The pancreas is a large gland behind the stomach and close to the first part of the small intestine. It secretes digestive juices into the small intestine through a tube called the pancreatic duct. The pancreas also releases the hormones insulin and glucagon into the bloodstream.

Pancreatitis is inflammation of the pancreas. It happens when digestive enzymes start digesting the pancreas itself. Pancreatitis can be acute or chronic. Either form is serious and can lead to complications.

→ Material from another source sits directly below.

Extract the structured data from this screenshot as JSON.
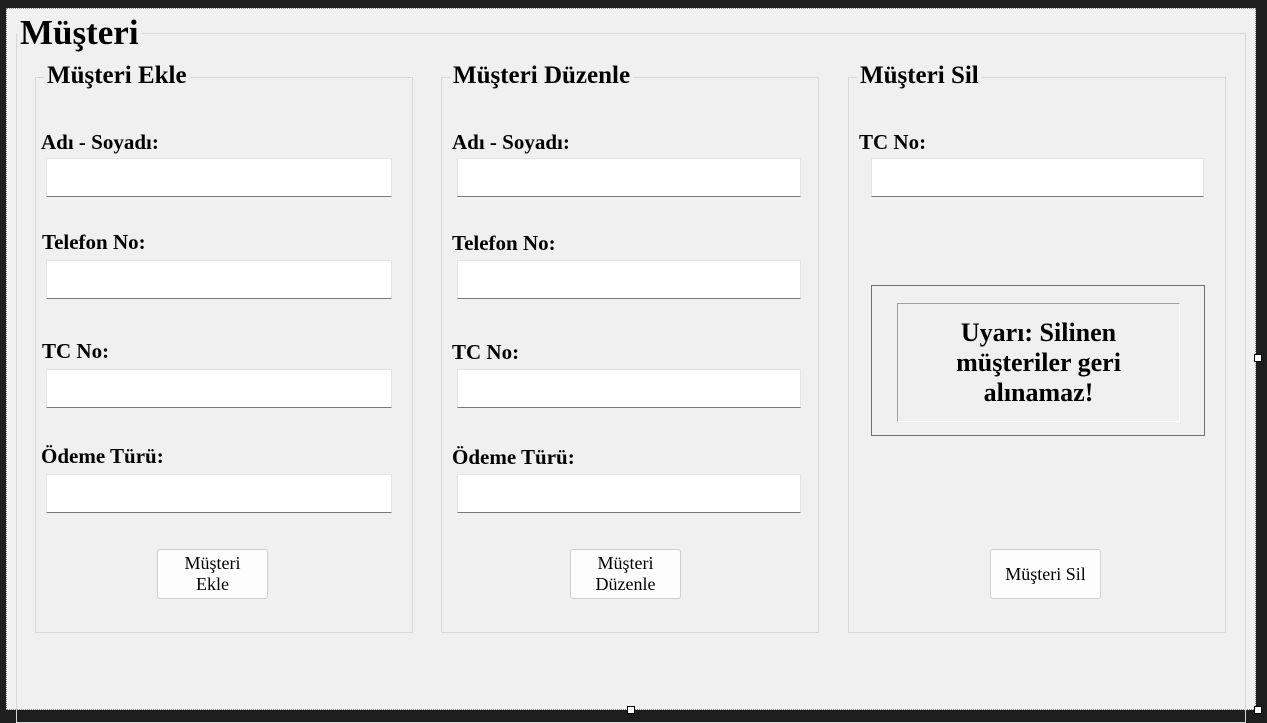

Acute pancreatitis occurs suddenly and usually goes away in a few days with treatment. It is often caused by gallstones. Common symptoms are severe pain in the upper abdomen, nausea, and vomiting. Treatment is usually a few days in the hospital for intravenous (IV) fluids, antibiotics, and medicines to relieve pain.

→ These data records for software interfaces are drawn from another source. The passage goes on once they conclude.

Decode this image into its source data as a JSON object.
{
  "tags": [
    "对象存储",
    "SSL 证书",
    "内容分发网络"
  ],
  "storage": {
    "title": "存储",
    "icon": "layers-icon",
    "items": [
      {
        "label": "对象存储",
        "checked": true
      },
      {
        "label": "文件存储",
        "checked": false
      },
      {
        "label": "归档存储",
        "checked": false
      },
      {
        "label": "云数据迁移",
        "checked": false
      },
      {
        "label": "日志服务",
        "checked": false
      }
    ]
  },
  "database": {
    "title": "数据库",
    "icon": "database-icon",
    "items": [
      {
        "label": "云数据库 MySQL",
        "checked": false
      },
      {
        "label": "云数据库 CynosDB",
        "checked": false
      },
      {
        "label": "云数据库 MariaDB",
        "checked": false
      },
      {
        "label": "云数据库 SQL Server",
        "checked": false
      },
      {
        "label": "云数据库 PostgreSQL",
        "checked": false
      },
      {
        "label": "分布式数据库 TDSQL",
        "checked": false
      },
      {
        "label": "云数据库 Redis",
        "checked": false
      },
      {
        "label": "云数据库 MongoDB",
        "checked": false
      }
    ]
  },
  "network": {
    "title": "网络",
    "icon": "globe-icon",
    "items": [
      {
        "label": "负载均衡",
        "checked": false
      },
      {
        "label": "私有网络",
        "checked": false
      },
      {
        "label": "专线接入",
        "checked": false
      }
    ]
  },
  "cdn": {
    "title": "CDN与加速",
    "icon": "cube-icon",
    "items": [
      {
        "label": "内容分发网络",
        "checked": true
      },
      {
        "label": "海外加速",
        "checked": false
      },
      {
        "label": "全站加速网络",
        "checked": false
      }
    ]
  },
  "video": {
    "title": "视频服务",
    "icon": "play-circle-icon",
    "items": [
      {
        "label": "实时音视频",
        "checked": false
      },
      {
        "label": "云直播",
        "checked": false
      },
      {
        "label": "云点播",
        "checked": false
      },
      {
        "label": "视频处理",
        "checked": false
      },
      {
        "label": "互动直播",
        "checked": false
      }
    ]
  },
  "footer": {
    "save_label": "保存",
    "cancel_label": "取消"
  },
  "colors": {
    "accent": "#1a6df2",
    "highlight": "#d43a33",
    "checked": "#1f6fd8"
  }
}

Chronic pancreatitis does not heal or improve. It gets worse over time and leads to permanent damage. The most common cause is heavy alcohol use. Other causes include cystic fibrosis and other inherited disorders, high levels of calcium or fats in the blood, some medicines, and autoimmune conditions. Symptoms include nausea, vomiting, weight loss, and oily stools. Treatment may also be a few days in the hospital for intravenous (IV) fluids, medicines to relieve pain, and nutritional support. After that, you may need to start taking enzymes and eat a special diet. It is also important to not smoke or drink alcohol.

NIH: National Institute of Diabetes, Digestive and Kidney Diseases

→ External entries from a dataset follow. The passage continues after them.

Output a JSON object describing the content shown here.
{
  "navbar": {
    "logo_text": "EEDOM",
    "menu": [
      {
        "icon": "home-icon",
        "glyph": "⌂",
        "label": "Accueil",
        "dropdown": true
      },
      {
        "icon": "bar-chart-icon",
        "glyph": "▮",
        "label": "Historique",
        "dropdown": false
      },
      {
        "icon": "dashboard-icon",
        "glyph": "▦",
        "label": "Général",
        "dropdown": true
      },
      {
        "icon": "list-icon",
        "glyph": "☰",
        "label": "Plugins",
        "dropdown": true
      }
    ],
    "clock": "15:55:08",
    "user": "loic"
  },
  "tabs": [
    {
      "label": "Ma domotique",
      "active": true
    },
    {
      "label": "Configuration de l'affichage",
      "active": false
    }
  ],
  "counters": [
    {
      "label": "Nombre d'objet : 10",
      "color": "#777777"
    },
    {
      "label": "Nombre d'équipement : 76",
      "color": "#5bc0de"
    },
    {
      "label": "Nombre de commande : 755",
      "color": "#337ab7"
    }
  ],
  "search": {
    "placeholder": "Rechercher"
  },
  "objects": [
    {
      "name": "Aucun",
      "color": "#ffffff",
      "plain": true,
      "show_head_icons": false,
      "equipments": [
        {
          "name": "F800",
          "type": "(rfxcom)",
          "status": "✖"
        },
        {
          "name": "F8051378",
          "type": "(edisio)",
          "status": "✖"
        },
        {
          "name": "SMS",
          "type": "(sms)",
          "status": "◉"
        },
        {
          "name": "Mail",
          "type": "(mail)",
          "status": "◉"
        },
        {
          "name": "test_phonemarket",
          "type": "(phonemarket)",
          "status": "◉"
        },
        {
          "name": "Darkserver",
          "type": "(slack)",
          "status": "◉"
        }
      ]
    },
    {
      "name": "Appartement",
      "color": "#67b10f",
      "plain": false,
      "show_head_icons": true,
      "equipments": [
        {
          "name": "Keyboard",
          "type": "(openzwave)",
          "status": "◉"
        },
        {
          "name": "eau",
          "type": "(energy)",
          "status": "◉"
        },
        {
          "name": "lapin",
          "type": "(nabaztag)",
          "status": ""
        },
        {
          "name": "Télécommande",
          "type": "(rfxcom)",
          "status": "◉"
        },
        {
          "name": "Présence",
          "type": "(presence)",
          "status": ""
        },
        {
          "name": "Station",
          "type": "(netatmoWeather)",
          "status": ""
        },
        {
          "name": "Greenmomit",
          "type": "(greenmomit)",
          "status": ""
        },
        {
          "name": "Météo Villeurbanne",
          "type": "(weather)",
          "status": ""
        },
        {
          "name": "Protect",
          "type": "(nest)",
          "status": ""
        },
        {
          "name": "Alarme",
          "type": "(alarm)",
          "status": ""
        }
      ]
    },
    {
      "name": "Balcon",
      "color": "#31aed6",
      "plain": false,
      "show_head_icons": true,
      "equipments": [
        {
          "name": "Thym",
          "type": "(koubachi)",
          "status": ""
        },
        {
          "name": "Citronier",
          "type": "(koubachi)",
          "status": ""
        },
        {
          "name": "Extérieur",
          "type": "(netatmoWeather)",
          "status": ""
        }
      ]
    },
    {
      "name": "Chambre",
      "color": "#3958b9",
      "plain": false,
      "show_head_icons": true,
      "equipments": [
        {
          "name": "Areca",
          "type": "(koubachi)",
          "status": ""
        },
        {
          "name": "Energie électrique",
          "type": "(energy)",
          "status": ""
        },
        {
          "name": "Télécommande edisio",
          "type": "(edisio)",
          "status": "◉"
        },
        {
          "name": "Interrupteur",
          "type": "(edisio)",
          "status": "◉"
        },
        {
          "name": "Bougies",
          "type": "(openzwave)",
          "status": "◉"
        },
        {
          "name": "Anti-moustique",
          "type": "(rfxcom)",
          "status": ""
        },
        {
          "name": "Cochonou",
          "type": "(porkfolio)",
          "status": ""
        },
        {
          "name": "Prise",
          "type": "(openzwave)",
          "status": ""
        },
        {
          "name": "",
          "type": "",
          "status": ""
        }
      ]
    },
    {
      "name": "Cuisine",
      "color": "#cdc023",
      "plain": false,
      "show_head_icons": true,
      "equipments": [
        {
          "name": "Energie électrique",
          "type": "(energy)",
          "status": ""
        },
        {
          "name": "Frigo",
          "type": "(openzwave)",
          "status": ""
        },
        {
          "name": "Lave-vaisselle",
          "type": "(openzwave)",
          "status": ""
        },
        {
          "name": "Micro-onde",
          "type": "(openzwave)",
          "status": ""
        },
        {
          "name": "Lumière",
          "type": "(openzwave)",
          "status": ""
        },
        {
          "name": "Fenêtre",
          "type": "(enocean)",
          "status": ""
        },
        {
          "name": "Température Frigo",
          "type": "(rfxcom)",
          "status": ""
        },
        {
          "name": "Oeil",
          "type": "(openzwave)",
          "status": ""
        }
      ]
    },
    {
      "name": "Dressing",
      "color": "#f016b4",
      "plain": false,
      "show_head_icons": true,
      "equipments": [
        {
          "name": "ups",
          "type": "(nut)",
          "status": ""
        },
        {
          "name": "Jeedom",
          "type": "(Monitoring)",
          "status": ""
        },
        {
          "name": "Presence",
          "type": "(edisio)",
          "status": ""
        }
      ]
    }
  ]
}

Definition (MSHCZE) Akutní p. je náhle vzniklé, prudce a těžce probíhající onemocnění s výraznou bolestí břicha, zvracením, horečkou až vznikem šoku (náhlá příhoda břišní). Někdy vzniká v souvislosti se žlučovými kaménky, může být vyprovokována těžkou dietní chybou, alkoholem nebo některými celkovými onemocněními např. hyperparatyreózou. Těžká forma vede k hemoragické nekróze. Vyžaduje intenzivní léčbu(tlumení bolesti, somatostatin, blokátory žaludeční sekrece, infuze, umělou výživu, antibiotika, léčbu šoku atd.). Lehčí formy se někdy označují jako „podráždění“ (iritace) pankreatu. Chronická p. vznikne někdy po akutní, jindy se rozvíjí samostatně. Má různé projevy bolesti, záchvaty akutní p., poruchy trávení. Komplikací zánětů může být vznik dutiny (cysty či spíše pseudocysty), která může stlačovat některé okolní orgány a být někdy důvodem k operaci. Onemocnění slinivky vyžaduje přísnou tzv. pankreatickou dietu. Jsou zakázány přepalované tuky a tučná jídla vůbec, káva, alkohol apod. (cit. Velký lékařský slovník online, 2013 http://lekarske.slovniky.cz/ )
Definition (NCI_NCI-GLOSS) Inflammation of the pancreas. Chronic pancreatitis may cause diabetes and problems with digestion. Pain is the primary symptom.
Definition (NCI_CTCAE) A disorder characterized by inflammation of the pancreas.
Definition (NCI) Inflammation of the pancreas.
Definition (CSP) acute or chronic inflammation of the pancreas due to autodigestion of pancreatic tissue by its own enzymes.
Definition (MSH) INFLAMMATION of the PANCREAS. Pancreatitis is classified as acute unless there are computed tomographic or endoscopic retrograde cholangiopancreatographic findings of CHRONIC PANCREATITIS (International Symposium on Acute Pancreatitis, Atlanta, 1992). The two most common forms of acute pancreatitis are ALCOHOLIC PANCREATITIS and gallstone pancreatitis.
Concepts Disease or Syndrome (T047)
MSH D010195
ICD10 K85.9
SnomedCT 393591004, 197461009, 75694006
LNC LA15860-2
English Pancreatitides, PANCREATITIS, Pancreatitis, pancreatitis (diagnosis), pancreatitis, Pancreatitis NOS, Pancreatitis [Disease/Finding], pancreas Inflammation, Already mapped above AAHA ID #: 933, Pancreas inflamed, Pancreatitis (disorder), Pancreatitis, NOS
French PANCREATITE, Pancréatite SAI, Pancréatite
Portuguese PANCREATITE, Pancreatite NE, Pancreatite
Spanish PANCREATITIS, Pancreatitis NEOM, inflamación del páncreas, pancreatitis (trastorno), pancreatitis, Pancreatitis
German PANKREATITIS, Pankreatitis NNB, Pankreatitis, Bauchspeicheldrüsenentzündung
Dutch pancreatitis NAO, pancreatitis, Pancreatitis
Italian Pancreatite NAS, Pancreatite
Japanese 膵炎, 膵炎NOS, スイエンNOS, スイエン
Swedish Bukspottkörtelinflammation
Czech pankreatitida, slinivka břišní - zánět, pankreas - zánět, Pankreatitida, Pankreatitida NOS, zánět slinivky břišní
Finnish Haimatulehdus
Polish Zapalenie trzustki
Hungarian Pancreatitis, Pancreatitis k.m.n.
Norwegian Bukspyttkjertelbetennelse, Pankreatitt